Locking a juvenile in prison should be a last resort in the criminal justice system and an action reserved for the worst offenders.
As a society, we still believe we have a responsibility to rehabilitate the life of a child who has made continuous bad decisions before they become an adult who makes even worse ones.
We treat most juveniles charged with crimes differently than we treat adults. We also house the worst offenders in separate places. These are obvious methods few reasonable people would dispute.
But what’s increasingly disturbing is the state’s inability to protect these juvenile prisoners from sexual assault and abuse while they are in the state’s custody. According to a recent U.S. Department of Justice study, Illinois juvenile prisoners are sexually victimized at a rate 35 percent greater than the national average.
Of 461 Illinois juvenile prisoners, more than 15 percent reported being sexually victimized, often by staff members. The attacks take place in various locations of these youth detention centers, from showers and sleeping areas to recreation areas and kitchens.
The numbers are alarming, as are anecdotes from child inmates who reported that staff members gave them drugs or alcohol before the incidents.
State officials need to review these reports and address this issue immediately. Such attacks are criminal behavior and the absolute antithesis of what juvenile justice institutions are designed to do.
Employees who have perpetrated such acts must be criminally investigated and appropriately prosecuted.

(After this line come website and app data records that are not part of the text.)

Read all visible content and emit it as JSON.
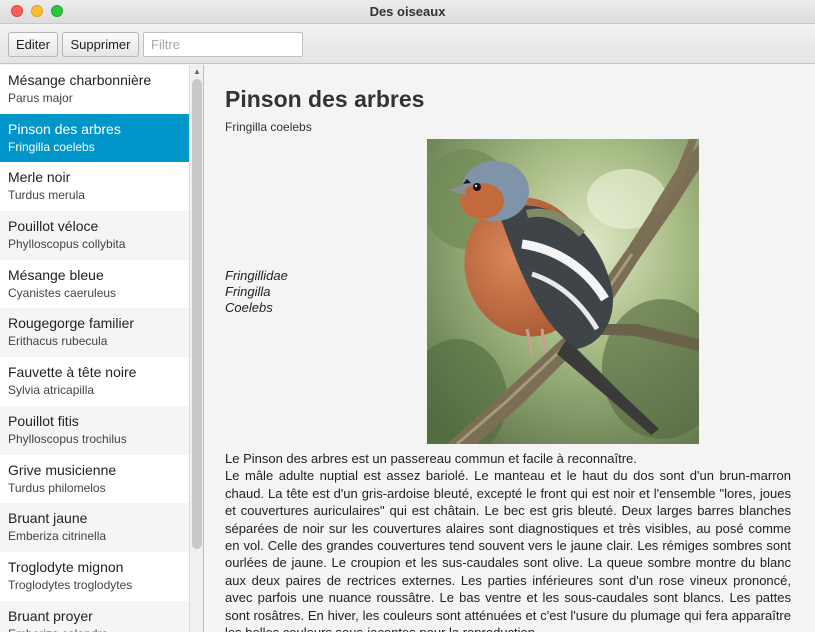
{
  "window": {
    "title": "Des oiseaux"
  },
  "toolbar": {
    "edit_label": "Editer",
    "delete_label": "Supprimer",
    "filter_placeholder": "Filtre",
    "filter_value": ""
  },
  "birds": [
    {
      "name": "Mésange charbonnière",
      "latin": "Parus major"
    },
    {
      "name": "Pinson des arbres",
      "latin": "Fringilla coelebs"
    },
    {
      "name": "Merle noir",
      "latin": "Turdus merula"
    },
    {
      "name": "Pouillot véloce",
      "latin": "Phylloscopus collybita"
    },
    {
      "name": "Mésange bleue",
      "latin": "Cyanistes caeruleus"
    },
    {
      "name": "Rougegorge familier",
      "latin": "Erithacus rubecula"
    },
    {
      "name": "Fauvette à tête noire",
      "latin": "Sylvia atricapilla"
    },
    {
      "name": "Pouillot fitis",
      "latin": "Phylloscopus trochilus"
    },
    {
      "name": "Grive musicienne",
      "latin": "Turdus philomelos"
    },
    {
      "name": "Bruant jaune",
      "latin": "Emberiza citrinella"
    },
    {
      "name": "Troglodyte mignon",
      "latin": "Troglodytes troglodytes"
    },
    {
      "name": "Bruant proyer",
      "latin": "Emberiza calandra"
    }
  ],
  "selected_index": 1,
  "detail": {
    "title": "Pinson des arbres",
    "latin": "Fringilla coelebs",
    "family": "Fringillidae",
    "genus": "Fringilla",
    "species": "Coelebs",
    "intro": "Le Pinson des arbres est un passereau commun et facile à reconnaître.",
    "description": "Le mâle adulte nuptial est assez bariolé. Le manteau et le haut du dos sont d'un brun-marron chaud. La tête est d'un gris-ardoise bleuté, excepté le front qui est noir et l'ensemble \"lores, joues et couvertures auriculaires\" qui est châtain. Le bec est gris bleuté. Deux larges barres blanches séparées de noir sur les couvertures alaires sont diagnostiques et très visibles, au posé comme en vol. Celle des grandes couvertures tend souvent vers le jaune clair. Les rémiges sombres sont ourlées de jaune. Le croupion et les sus-caudales sont olive. La queue sombre montre du blanc aux deux paires de rectrices externes. Les parties inférieures sont d'un rose vineux prononcé, avec parfois une nuance roussâtre. Le bas ventre et les sous-caudales sont blancs. Les pattes sont rosâtres. En hiver, les couleurs sont atténuées et c'est l'usure du plumage qui fera apparaître les belles couleurs sous-jacentes pour la reproduction."
  },
  "colors": {
    "selection": "#0096c9",
    "close": "#fe5f57",
    "minimize": "#febc2e",
    "maximize": "#28c840"
  }
}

A thorough investigation must be completed from the highest level of juvenile justice to the lowest level.
Budget cuts across the state always have an impact, but if the state can’t protect juvenile inmates from sexual assault, then they shouldn’t house juvenile offenders at all.